Work to be completed :: Whenever a line in the entries below contains "icon", copy that line.

Record excerpts ::
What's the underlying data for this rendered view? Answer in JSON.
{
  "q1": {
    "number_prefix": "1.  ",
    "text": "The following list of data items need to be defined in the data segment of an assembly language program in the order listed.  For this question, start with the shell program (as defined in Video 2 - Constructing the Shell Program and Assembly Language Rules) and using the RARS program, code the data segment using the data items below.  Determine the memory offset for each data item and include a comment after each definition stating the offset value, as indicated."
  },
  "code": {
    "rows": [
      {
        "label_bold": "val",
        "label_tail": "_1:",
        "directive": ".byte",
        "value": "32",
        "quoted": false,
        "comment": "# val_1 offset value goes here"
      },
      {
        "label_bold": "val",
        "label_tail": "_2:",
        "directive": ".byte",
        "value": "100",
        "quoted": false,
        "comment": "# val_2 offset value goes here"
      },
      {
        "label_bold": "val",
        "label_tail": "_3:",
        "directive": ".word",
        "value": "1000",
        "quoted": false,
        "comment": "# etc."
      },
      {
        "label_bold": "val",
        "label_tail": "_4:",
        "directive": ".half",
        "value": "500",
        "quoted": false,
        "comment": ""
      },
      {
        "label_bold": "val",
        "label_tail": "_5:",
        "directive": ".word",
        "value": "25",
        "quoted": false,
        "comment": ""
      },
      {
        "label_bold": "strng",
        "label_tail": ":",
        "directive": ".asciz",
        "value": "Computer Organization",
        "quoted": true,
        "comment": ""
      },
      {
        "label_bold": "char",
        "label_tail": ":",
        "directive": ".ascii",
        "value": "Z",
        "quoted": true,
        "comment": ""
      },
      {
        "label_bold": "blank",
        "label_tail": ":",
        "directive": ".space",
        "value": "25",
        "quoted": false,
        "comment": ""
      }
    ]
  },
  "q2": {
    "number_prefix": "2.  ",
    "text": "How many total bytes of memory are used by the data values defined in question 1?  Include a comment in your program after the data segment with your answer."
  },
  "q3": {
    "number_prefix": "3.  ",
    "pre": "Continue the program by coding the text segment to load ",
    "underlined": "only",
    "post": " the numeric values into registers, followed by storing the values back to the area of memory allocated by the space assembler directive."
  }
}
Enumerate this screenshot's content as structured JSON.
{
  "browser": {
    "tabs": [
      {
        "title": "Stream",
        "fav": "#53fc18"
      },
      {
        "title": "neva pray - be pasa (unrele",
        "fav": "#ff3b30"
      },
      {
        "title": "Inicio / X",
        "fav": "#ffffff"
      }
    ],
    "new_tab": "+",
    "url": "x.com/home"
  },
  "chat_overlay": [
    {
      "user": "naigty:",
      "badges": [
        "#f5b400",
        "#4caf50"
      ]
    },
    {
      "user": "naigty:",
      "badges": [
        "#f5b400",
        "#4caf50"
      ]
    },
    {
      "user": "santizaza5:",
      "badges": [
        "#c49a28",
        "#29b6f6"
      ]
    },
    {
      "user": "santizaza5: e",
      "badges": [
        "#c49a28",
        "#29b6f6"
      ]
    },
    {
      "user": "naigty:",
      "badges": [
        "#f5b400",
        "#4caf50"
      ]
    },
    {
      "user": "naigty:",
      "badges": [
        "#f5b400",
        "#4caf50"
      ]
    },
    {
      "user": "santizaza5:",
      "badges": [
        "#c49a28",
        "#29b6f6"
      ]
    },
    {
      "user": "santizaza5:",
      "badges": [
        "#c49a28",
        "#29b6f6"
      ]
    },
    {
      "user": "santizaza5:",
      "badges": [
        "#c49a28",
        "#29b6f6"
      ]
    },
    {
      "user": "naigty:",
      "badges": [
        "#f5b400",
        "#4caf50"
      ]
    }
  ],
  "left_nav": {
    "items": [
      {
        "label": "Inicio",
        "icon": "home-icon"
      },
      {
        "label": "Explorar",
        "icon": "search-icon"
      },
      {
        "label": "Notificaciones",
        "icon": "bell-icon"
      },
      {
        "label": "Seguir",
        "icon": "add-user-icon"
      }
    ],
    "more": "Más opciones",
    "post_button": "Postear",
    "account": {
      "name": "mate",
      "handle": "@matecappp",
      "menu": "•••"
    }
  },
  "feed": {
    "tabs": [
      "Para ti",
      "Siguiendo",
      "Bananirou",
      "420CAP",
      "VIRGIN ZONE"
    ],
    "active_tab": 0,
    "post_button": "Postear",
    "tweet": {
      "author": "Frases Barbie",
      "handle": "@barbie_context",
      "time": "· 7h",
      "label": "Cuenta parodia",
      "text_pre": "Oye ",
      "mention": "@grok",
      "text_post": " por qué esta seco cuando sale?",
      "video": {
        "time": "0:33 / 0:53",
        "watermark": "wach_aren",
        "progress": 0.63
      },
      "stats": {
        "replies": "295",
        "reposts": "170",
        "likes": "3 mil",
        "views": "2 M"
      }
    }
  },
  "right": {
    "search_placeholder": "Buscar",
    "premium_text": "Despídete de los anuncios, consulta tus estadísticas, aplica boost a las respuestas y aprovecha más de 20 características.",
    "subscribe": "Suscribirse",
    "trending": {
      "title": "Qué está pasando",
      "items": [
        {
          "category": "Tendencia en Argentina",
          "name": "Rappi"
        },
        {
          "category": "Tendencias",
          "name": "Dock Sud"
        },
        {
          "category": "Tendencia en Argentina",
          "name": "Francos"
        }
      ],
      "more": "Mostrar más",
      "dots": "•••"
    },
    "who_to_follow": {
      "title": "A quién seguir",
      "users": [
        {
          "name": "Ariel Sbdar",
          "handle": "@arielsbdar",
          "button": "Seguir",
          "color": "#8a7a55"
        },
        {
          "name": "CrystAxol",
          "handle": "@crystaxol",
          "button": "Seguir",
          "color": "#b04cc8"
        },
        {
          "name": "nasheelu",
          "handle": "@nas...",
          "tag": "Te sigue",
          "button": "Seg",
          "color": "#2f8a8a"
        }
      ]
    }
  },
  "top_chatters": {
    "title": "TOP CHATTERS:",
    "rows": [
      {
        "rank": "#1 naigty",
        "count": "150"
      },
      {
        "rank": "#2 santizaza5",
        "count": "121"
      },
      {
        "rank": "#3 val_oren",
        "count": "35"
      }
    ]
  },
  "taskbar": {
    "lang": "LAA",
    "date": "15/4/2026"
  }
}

Output below ::
        "icon": "home-icon"
        "icon": "search-icon"
        "icon": "bell-icon"
        "icon": "add-user-icon"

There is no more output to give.